It is a trend that I noticed even when I was employed, gentle winds of change that has now culminated in an imperfect storm. Imperfect for agencies, perfect for me… I’m actually in demand.
So let’s celebrate, yes? No.
I believe the Malaysian ad industry truly had this situation coming. In fact, a lot of people in the higher-ups knew about the scarcity of good writers, but just didn’t do anything about it.
Here’s some advise ala gratis to all agencies out there. Hey, I’m a 16-year veteran who has written for everything from TVCs to T&Cs, so listen up:
- Don’t treat our work as fillers to art. We are not just caption writers spoiling nice images with those ugly words. Yes, nice images attract attention, but solid and sometimes lengthy copy retains interest and helps convert.
- We may make it look easy, but it isn’t. While the demands of advertising have evolved, we copywriters still work with the basics; our thoughts and a keyboard. There are no apps, software or tools for us. Give us time, and respect.
- Don’t let us fly solo all the time. While there could be an art director and two designers in a team, copywriters are often left to fend for themselves. Dedicate more hands for copy development, two copy heads are better than one… right?
I feel copywriting has always been second fiddle to art direction, at least in the Malaysian context. Much emphasis is given to art; with art directors and designers enjoying better career prospects compared to copywriters.
Then there’s no wonder why the influx of copywriters have stagnated over recent years. Not many people can handle the merciless, under-appreciated and often underpaid nature of the profession.
But no disrespect to the art-based players in the industry. I’ve worked with many exceptional ones and truly believe they are creative wizards given the constraints, deadlines and demands of a fast-evolving ad scene.
I just wish – now that the year is drawing to a close – the decisions makers pay more attention to the development of great copywriting talents.

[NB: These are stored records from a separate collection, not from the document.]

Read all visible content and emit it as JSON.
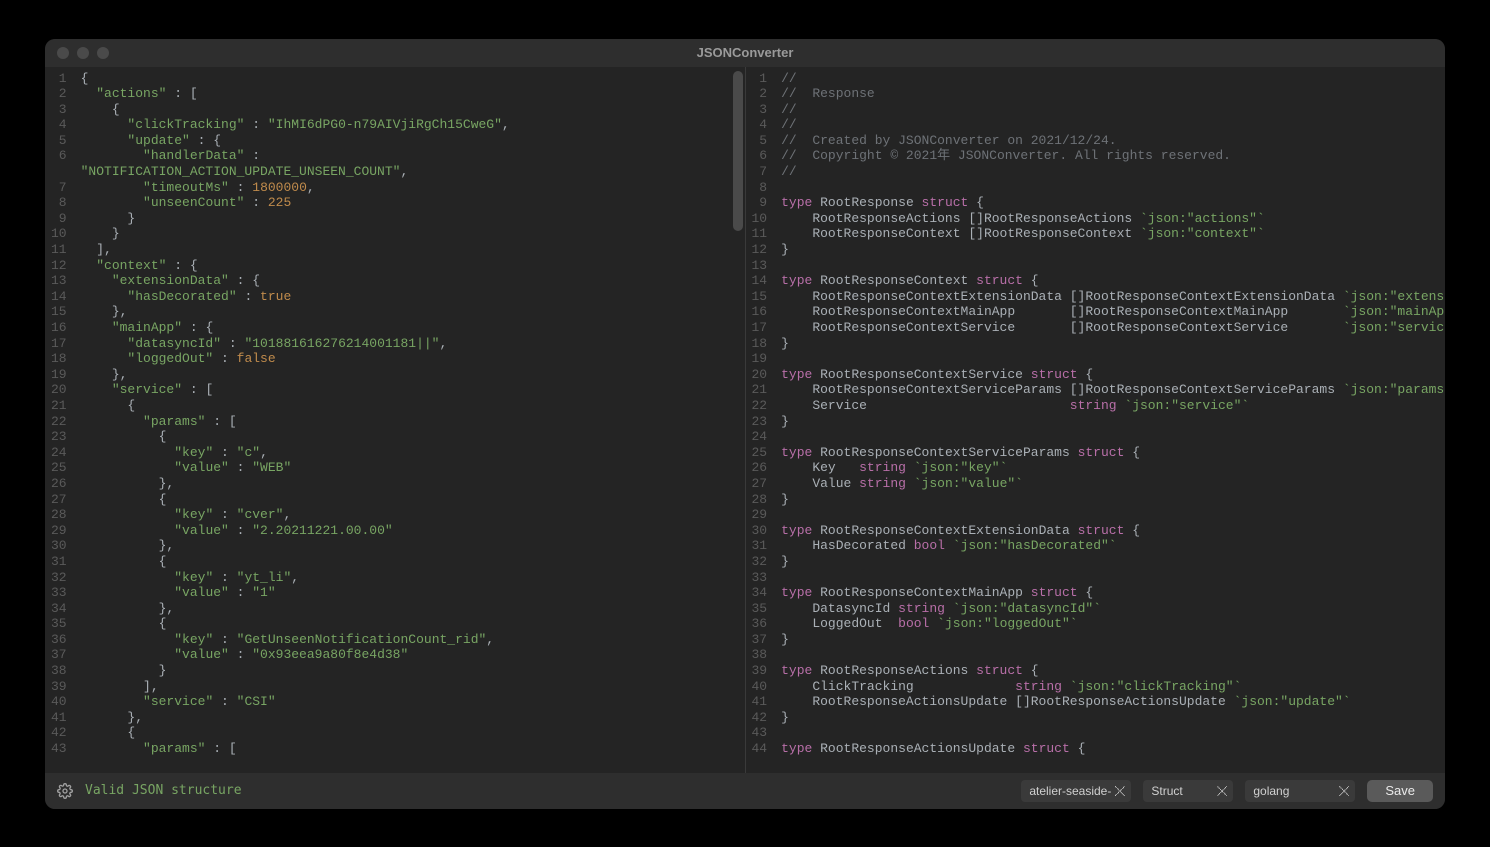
{
  "window": {
    "title": "JSONConverter"
  },
  "footer": {
    "status": "Valid JSON structure",
    "theme_select": "atelier-seaside-",
    "kind_select": "Struct",
    "lang_select": "golang",
    "save_label": "Save"
  },
  "left_editor": {
    "visible_lines": 43,
    "source_json": {
      "actions": [
        {
          "clickTracking": "IhMI6dPG0-n79AIVjiRgCh15CweG",
          "update": {
            "handlerData": "NOTIFICATION_ACTION_UPDATE_UNSEEN_COUNT",
            "timeoutMs": 1800000,
            "unseenCount": 225
          }
        }
      ],
      "context": {
        "extensionData": {
          "hasDecorated": true
        },
        "mainApp": {
          "datasyncId": "101881616276214001181||",
          "loggedOut": false
        },
        "service": [
          {
            "params": [
              {
                "key": "c",
                "value": "WEB"
              },
              {
                "key": "cver",
                "value": "2.20211221.00.00"
              },
              {
                "key": "yt_li",
                "value": "1"
              },
              {
                "key": "GetUnseenNotificationCount_rid",
                "value": "0x93eea9a80f8e4d38"
              }
            ],
            "service": "CSI"
          },
          {
            "params": []
          }
        ]
      }
    },
    "tokens": [
      [
        {
          "t": "{",
          "c": "punc"
        }
      ],
      [
        {
          "t": "  ",
          "c": "punc"
        },
        {
          "t": "\"actions\"",
          "c": "key"
        },
        {
          "t": " : [",
          "c": "punc"
        }
      ],
      [
        {
          "t": "    {",
          "c": "punc"
        }
      ],
      [
        {
          "t": "      ",
          "c": "punc"
        },
        {
          "t": "\"clickTracking\"",
          "c": "key"
        },
        {
          "t": " : ",
          "c": "punc"
        },
        {
          "t": "\"IhMI6dPG0-n79AIVjiRgCh15CweG\"",
          "c": "str"
        },
        {
          "t": ",",
          "c": "punc"
        }
      ],
      [
        {
          "t": "      ",
          "c": "punc"
        },
        {
          "t": "\"update\"",
          "c": "key"
        },
        {
          "t": " : {",
          "c": "punc"
        }
      ],
      [
        {
          "t": "        ",
          "c": "punc"
        },
        {
          "t": "\"handlerData\"",
          "c": "key"
        },
        {
          "t": " : ",
          "c": "punc"
        }
      ],
      [
        {
          "t": "\"NOTIFICATION_ACTION_UPDATE_UNSEEN_COUNT\"",
          "c": "str"
        },
        {
          "t": ",",
          "c": "punc"
        }
      ],
      [
        {
          "t": "        ",
          "c": "punc"
        },
        {
          "t": "\"timeoutMs\"",
          "c": "key"
        },
        {
          "t": " : ",
          "c": "punc"
        },
        {
          "t": "1800000",
          "c": "num"
        },
        {
          "t": ",",
          "c": "punc"
        }
      ],
      [
        {
          "t": "        ",
          "c": "punc"
        },
        {
          "t": "\"unseenCount\"",
          "c": "key"
        },
        {
          "t": " : ",
          "c": "punc"
        },
        {
          "t": "225",
          "c": "num"
        }
      ],
      [
        {
          "t": "      }",
          "c": "punc"
        }
      ],
      [
        {
          "t": "    }",
          "c": "punc"
        }
      ],
      [
        {
          "t": "  ],",
          "c": "punc"
        }
      ],
      [
        {
          "t": "  ",
          "c": "punc"
        },
        {
          "t": "\"context\"",
          "c": "key"
        },
        {
          "t": " : {",
          "c": "punc"
        }
      ],
      [
        {
          "t": "    ",
          "c": "punc"
        },
        {
          "t": "\"extensionData\"",
          "c": "key"
        },
        {
          "t": " : {",
          "c": "punc"
        }
      ],
      [
        {
          "t": "      ",
          "c": "punc"
        },
        {
          "t": "\"hasDecorated\"",
          "c": "key"
        },
        {
          "t": " : ",
          "c": "punc"
        },
        {
          "t": "true",
          "c": "bool"
        }
      ],
      [
        {
          "t": "    },",
          "c": "punc"
        }
      ],
      [
        {
          "t": "    ",
          "c": "punc"
        },
        {
          "t": "\"mainApp\"",
          "c": "key"
        },
        {
          "t": " : {",
          "c": "punc"
        }
      ],
      [
        {
          "t": "      ",
          "c": "punc"
        },
        {
          "t": "\"datasyncId\"",
          "c": "key"
        },
        {
          "t": " : ",
          "c": "punc"
        },
        {
          "t": "\"101881616276214001181||\"",
          "c": "str"
        },
        {
          "t": ",",
          "c": "punc"
        }
      ],
      [
        {
          "t": "      ",
          "c": "punc"
        },
        {
          "t": "\"loggedOut\"",
          "c": "key"
        },
        {
          "t": " : ",
          "c": "punc"
        },
        {
          "t": "false",
          "c": "bool"
        }
      ],
      [
        {
          "t": "    },",
          "c": "punc"
        }
      ],
      [
        {
          "t": "    ",
          "c": "punc"
        },
        {
          "t": "\"service\"",
          "c": "key"
        },
        {
          "t": " : [",
          "c": "punc"
        }
      ],
      [
        {
          "t": "      {",
          "c": "punc"
        }
      ],
      [
        {
          "t": "        ",
          "c": "punc"
        },
        {
          "t": "\"params\"",
          "c": "key"
        },
        {
          "t": " : [",
          "c": "punc"
        }
      ],
      [
        {
          "t": "          {",
          "c": "punc"
        }
      ],
      [
        {
          "t": "            ",
          "c": "punc"
        },
        {
          "t": "\"key\"",
          "c": "key"
        },
        {
          "t": " : ",
          "c": "punc"
        },
        {
          "t": "\"c\"",
          "c": "str"
        },
        {
          "t": ",",
          "c": "punc"
        }
      ],
      [
        {
          "t": "            ",
          "c": "punc"
        },
        {
          "t": "\"value\"",
          "c": "key"
        },
        {
          "t": " : ",
          "c": "punc"
        },
        {
          "t": "\"WEB\"",
          "c": "str"
        }
      ],
      [
        {
          "t": "          },",
          "c": "punc"
        }
      ],
      [
        {
          "t": "          {",
          "c": "punc"
        }
      ],
      [
        {
          "t": "            ",
          "c": "punc"
        },
        {
          "t": "\"key\"",
          "c": "key"
        },
        {
          "t": " : ",
          "c": "punc"
        },
        {
          "t": "\"cver\"",
          "c": "str"
        },
        {
          "t": ",",
          "c": "punc"
        }
      ],
      [
        {
          "t": "            ",
          "c": "punc"
        },
        {
          "t": "\"value\"",
          "c": "key"
        },
        {
          "t": " : ",
          "c": "punc"
        },
        {
          "t": "\"2.20211221.00.00\"",
          "c": "str"
        }
      ],
      [
        {
          "t": "          },",
          "c": "punc"
        }
      ],
      [
        {
          "t": "          {",
          "c": "punc"
        }
      ],
      [
        {
          "t": "            ",
          "c": "punc"
        },
        {
          "t": "\"key\"",
          "c": "key"
        },
        {
          "t": " : ",
          "c": "punc"
        },
        {
          "t": "\"yt_li\"",
          "c": "str"
        },
        {
          "t": ",",
          "c": "punc"
        }
      ],
      [
        {
          "t": "            ",
          "c": "punc"
        },
        {
          "t": "\"value\"",
          "c": "key"
        },
        {
          "t": " : ",
          "c": "punc"
        },
        {
          "t": "\"1\"",
          "c": "str"
        }
      ],
      [
        {
          "t": "          },",
          "c": "punc"
        }
      ],
      [
        {
          "t": "          {",
          "c": "punc"
        }
      ],
      [
        {
          "t": "            ",
          "c": "punc"
        },
        {
          "t": "\"key\"",
          "c": "key"
        },
        {
          "t": " : ",
          "c": "punc"
        },
        {
          "t": "\"GetUnseenNotificationCount_rid\"",
          "c": "str"
        },
        {
          "t": ",",
          "c": "punc"
        }
      ],
      [
        {
          "t": "            ",
          "c": "punc"
        },
        {
          "t": "\"value\"",
          "c": "key"
        },
        {
          "t": " : ",
          "c": "punc"
        },
        {
          "t": "\"0x93eea9a80f8e4d38\"",
          "c": "str"
        }
      ],
      [
        {
          "t": "          }",
          "c": "punc"
        }
      ],
      [
        {
          "t": "        ],",
          "c": "punc"
        }
      ],
      [
        {
          "t": "        ",
          "c": "punc"
        },
        {
          "t": "\"service\"",
          "c": "key"
        },
        {
          "t": " : ",
          "c": "punc"
        },
        {
          "t": "\"CSI\"",
          "c": "str"
        }
      ],
      [
        {
          "t": "      },",
          "c": "punc"
        }
      ],
      [
        {
          "t": "      {",
          "c": "punc"
        }
      ],
      [
        {
          "t": "        ",
          "c": "punc"
        },
        {
          "t": "\"params\"",
          "c": "key"
        },
        {
          "t": " : [",
          "c": "punc"
        }
      ]
    ],
    "line_numbers": [
      1,
      2,
      3,
      4,
      5,
      6,
      "",
      7,
      8,
      9,
      10,
      11,
      12,
      13,
      14,
      15,
      16,
      17,
      18,
      19,
      20,
      21,
      22,
      23,
      24,
      25,
      26,
      27,
      28,
      29,
      30,
      31,
      32,
      33,
      34,
      35,
      36,
      37,
      38,
      39,
      40,
      41,
      42,
      43
    ]
  },
  "right_editor": {
    "visible_lines": 44,
    "tokens": [
      [
        {
          "t": "//",
          "c": "cmt"
        }
      ],
      [
        {
          "t": "//  Response",
          "c": "cmt"
        }
      ],
      [
        {
          "t": "//",
          "c": "cmt"
        }
      ],
      [
        {
          "t": "//",
          "c": "cmt"
        }
      ],
      [
        {
          "t": "//  Created by JSONConverter on 2021/12/24.",
          "c": "cmt"
        }
      ],
      [
        {
          "t": "//  Copyright © 2021年 JSONConverter. All rights reserved.",
          "c": "cmt"
        }
      ],
      [
        {
          "t": "//",
          "c": "cmt"
        }
      ],
      [],
      [
        {
          "t": "type",
          "c": "kw"
        },
        {
          "t": " RootResponse ",
          "c": "type"
        },
        {
          "t": "struct",
          "c": "kw"
        },
        {
          "t": " {",
          "c": "punc"
        }
      ],
      [
        {
          "t": "    RootResponseActions []RootResponseActions ",
          "c": "type"
        },
        {
          "t": "`json:\"actions\"`",
          "c": "tag"
        }
      ],
      [
        {
          "t": "    RootResponseContext []RootResponseContext ",
          "c": "type"
        },
        {
          "t": "`json:\"context\"`",
          "c": "tag"
        }
      ],
      [
        {
          "t": "}",
          "c": "punc"
        }
      ],
      [],
      [
        {
          "t": "type",
          "c": "kw"
        },
        {
          "t": " RootResponseContext ",
          "c": "type"
        },
        {
          "t": "struct",
          "c": "kw"
        },
        {
          "t": " {",
          "c": "punc"
        }
      ],
      [
        {
          "t": "    RootResponseContextExtensionData []RootResponseContextExtensionData ",
          "c": "type"
        },
        {
          "t": "`json:\"extensionData\"`",
          "c": "tag"
        }
      ],
      [
        {
          "t": "    RootResponseContextMainApp       []RootResponseContextMainApp       ",
          "c": "type"
        },
        {
          "t": "`json:\"mainApp\"`",
          "c": "tag"
        }
      ],
      [
        {
          "t": "    RootResponseContextService       []RootResponseContextService       ",
          "c": "type"
        },
        {
          "t": "`json:\"service\"`",
          "c": "tag"
        }
      ],
      [
        {
          "t": "}",
          "c": "punc"
        }
      ],
      [],
      [
        {
          "t": "type",
          "c": "kw"
        },
        {
          "t": " RootResponseContextService ",
          "c": "type"
        },
        {
          "t": "struct",
          "c": "kw"
        },
        {
          "t": " {",
          "c": "punc"
        }
      ],
      [
        {
          "t": "    RootResponseContextServiceParams []RootResponseContextServiceParams ",
          "c": "type"
        },
        {
          "t": "`json:\"params\"`",
          "c": "tag"
        }
      ],
      [
        {
          "t": "    Service                          ",
          "c": "type"
        },
        {
          "t": "string",
          "c": "kw"
        },
        {
          "t": " ",
          "c": "type"
        },
        {
          "t": "`json:\"service\"`",
          "c": "tag"
        }
      ],
      [
        {
          "t": "}",
          "c": "punc"
        }
      ],
      [],
      [
        {
          "t": "type",
          "c": "kw"
        },
        {
          "t": " RootResponseContextServiceParams ",
          "c": "type"
        },
        {
          "t": "struct",
          "c": "kw"
        },
        {
          "t": " {",
          "c": "punc"
        }
      ],
      [
        {
          "t": "    Key   ",
          "c": "type"
        },
        {
          "t": "string",
          "c": "kw"
        },
        {
          "t": " ",
          "c": "type"
        },
        {
          "t": "`json:\"key\"`",
          "c": "tag"
        }
      ],
      [
        {
          "t": "    Value ",
          "c": "type"
        },
        {
          "t": "string",
          "c": "kw"
        },
        {
          "t": " ",
          "c": "type"
        },
        {
          "t": "`json:\"value\"`",
          "c": "tag"
        }
      ],
      [
        {
          "t": "}",
          "c": "punc"
        }
      ],
      [],
      [
        {
          "t": "type",
          "c": "kw"
        },
        {
          "t": " RootResponseContextExtensionData ",
          "c": "type"
        },
        {
          "t": "struct",
          "c": "kw"
        },
        {
          "t": " {",
          "c": "punc"
        }
      ],
      [
        {
          "t": "    HasDecorated ",
          "c": "type"
        },
        {
          "t": "bool",
          "c": "kw"
        },
        {
          "t": " ",
          "c": "type"
        },
        {
          "t": "`json:\"hasDecorated\"`",
          "c": "tag"
        }
      ],
      [
        {
          "t": "}",
          "c": "punc"
        }
      ],
      [],
      [
        {
          "t": "type",
          "c": "kw"
        },
        {
          "t": " RootResponseContextMainApp ",
          "c": "type"
        },
        {
          "t": "struct",
          "c": "kw"
        },
        {
          "t": " {",
          "c": "punc"
        }
      ],
      [
        {
          "t": "    DatasyncId ",
          "c": "type"
        },
        {
          "t": "string",
          "c": "kw"
        },
        {
          "t": " ",
          "c": "type"
        },
        {
          "t": "`json:\"datasyncId\"`",
          "c": "tag"
        }
      ],
      [
        {
          "t": "    LoggedOut  ",
          "c": "type"
        },
        {
          "t": "bool",
          "c": "kw"
        },
        {
          "t": " ",
          "c": "type"
        },
        {
          "t": "`json:\"loggedOut\"`",
          "c": "tag"
        }
      ],
      [
        {
          "t": "}",
          "c": "punc"
        }
      ],
      [],
      [
        {
          "t": "type",
          "c": "kw"
        },
        {
          "t": " RootResponseActions ",
          "c": "type"
        },
        {
          "t": "struct",
          "c": "kw"
        },
        {
          "t": " {",
          "c": "punc"
        }
      ],
      [
        {
          "t": "    ClickTracking             ",
          "c": "type"
        },
        {
          "t": "string",
          "c": "kw"
        },
        {
          "t": " ",
          "c": "type"
        },
        {
          "t": "`json:\"clickTracking\"`",
          "c": "tag"
        }
      ],
      [
        {
          "t": "    RootResponseActionsUpdate []RootResponseActionsUpdate ",
          "c": "type"
        },
        {
          "t": "`json:\"update\"`",
          "c": "tag"
        }
      ],
      [
        {
          "t": "}",
          "c": "punc"
        }
      ],
      [],
      [
        {
          "t": "type",
          "c": "kw"
        },
        {
          "t": " RootResponseActionsUpdate ",
          "c": "type"
        },
        {
          "t": "struct",
          "c": "kw"
        },
        {
          "t": " {",
          "c": "punc"
        }
      ]
    ],
    "line_numbers": [
      1,
      2,
      3,
      4,
      5,
      6,
      7,
      8,
      9,
      10,
      11,
      12,
      13,
      14,
      15,
      16,
      17,
      18,
      19,
      20,
      21,
      22,
      23,
      24,
      25,
      26,
      27,
      28,
      29,
      30,
      31,
      32,
      33,
      34,
      35,
      36,
      37,
      38,
      39,
      40,
      41,
      42,
      43,
      44
    ]
  }
}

A rather cerebral New Year wish, but for the good of the game, I hope it becomes a reality.
Cheers to all the copywriters out there – employed or otherwise – you do it because it is your calling.
Happy New Year!